* Task goal *
A single figure is required: the number of lines in the data below that hold the word "name".

* Data for the task *
▬▬▬▬▬▬

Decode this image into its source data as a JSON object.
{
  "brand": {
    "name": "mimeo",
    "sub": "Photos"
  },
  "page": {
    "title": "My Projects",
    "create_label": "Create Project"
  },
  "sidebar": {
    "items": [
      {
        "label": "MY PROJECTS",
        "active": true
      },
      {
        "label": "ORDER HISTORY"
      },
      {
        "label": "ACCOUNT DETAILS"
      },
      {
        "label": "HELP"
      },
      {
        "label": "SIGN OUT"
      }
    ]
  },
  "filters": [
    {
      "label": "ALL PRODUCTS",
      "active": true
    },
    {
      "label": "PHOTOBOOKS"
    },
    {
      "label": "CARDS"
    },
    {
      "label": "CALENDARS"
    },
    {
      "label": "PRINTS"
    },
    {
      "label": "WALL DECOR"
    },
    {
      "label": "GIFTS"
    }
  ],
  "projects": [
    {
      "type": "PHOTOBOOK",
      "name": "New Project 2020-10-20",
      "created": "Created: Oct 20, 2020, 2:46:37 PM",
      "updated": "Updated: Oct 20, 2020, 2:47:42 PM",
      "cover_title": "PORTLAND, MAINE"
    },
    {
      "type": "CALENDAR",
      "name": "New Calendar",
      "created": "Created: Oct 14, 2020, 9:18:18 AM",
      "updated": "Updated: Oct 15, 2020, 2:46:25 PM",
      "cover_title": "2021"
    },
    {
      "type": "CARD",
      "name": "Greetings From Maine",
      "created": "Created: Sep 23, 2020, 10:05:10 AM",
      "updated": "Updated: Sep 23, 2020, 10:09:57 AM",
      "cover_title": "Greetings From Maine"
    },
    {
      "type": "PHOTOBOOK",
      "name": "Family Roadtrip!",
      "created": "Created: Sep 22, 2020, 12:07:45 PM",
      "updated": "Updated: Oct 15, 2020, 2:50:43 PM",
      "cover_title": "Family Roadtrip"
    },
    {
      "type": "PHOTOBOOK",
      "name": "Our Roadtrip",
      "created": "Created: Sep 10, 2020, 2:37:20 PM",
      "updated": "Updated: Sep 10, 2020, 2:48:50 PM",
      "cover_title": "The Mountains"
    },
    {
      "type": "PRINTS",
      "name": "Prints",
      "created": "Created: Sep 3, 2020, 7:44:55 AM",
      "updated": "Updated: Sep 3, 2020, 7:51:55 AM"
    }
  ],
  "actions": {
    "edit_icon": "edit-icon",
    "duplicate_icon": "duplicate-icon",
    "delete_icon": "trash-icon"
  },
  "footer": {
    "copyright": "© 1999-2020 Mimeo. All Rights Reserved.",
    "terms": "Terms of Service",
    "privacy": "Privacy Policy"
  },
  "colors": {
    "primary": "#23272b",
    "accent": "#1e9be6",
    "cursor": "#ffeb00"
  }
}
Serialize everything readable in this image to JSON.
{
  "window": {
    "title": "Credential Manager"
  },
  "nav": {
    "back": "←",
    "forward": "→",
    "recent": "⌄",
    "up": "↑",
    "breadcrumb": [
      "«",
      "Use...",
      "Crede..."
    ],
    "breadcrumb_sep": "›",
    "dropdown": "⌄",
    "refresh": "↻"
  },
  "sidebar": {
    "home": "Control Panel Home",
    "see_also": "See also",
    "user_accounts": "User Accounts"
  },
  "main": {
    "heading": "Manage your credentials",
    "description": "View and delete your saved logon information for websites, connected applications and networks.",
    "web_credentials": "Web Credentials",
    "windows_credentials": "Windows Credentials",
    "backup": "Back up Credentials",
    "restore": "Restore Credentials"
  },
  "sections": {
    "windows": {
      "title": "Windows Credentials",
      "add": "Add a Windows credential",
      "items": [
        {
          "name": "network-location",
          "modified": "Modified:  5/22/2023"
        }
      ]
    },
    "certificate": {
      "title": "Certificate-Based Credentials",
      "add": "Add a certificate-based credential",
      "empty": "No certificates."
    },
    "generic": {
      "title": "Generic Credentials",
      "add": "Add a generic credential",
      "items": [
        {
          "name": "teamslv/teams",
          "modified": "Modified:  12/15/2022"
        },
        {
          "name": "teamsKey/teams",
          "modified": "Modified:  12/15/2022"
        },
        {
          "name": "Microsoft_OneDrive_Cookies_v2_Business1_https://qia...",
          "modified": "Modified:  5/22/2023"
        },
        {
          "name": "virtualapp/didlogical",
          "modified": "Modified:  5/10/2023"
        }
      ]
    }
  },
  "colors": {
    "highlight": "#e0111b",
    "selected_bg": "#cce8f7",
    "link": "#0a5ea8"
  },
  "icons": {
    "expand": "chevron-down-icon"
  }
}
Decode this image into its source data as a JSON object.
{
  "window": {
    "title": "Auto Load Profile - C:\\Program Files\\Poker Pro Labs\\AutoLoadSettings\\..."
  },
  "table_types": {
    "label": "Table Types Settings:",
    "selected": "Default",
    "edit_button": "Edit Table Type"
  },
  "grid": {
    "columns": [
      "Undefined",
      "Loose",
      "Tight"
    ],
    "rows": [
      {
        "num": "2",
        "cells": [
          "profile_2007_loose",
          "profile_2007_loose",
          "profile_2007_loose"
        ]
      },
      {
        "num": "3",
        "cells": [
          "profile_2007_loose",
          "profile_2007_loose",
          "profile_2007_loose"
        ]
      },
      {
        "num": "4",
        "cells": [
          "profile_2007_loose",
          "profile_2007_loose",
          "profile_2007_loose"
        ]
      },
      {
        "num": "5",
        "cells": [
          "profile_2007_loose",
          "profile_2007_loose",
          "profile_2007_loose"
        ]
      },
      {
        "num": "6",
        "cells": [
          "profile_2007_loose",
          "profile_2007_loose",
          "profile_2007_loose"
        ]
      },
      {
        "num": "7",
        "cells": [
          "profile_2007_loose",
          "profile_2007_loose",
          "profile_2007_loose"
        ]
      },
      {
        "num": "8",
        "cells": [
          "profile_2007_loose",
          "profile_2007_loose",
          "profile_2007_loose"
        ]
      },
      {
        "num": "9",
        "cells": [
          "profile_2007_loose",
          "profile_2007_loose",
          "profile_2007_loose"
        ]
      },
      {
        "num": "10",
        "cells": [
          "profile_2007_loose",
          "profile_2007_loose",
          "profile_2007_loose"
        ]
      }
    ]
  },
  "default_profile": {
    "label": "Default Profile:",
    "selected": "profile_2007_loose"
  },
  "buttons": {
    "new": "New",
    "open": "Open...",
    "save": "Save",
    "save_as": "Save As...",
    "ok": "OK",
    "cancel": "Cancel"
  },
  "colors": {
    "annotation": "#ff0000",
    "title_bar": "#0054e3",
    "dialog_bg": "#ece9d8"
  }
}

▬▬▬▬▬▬

* Completed exercise *
12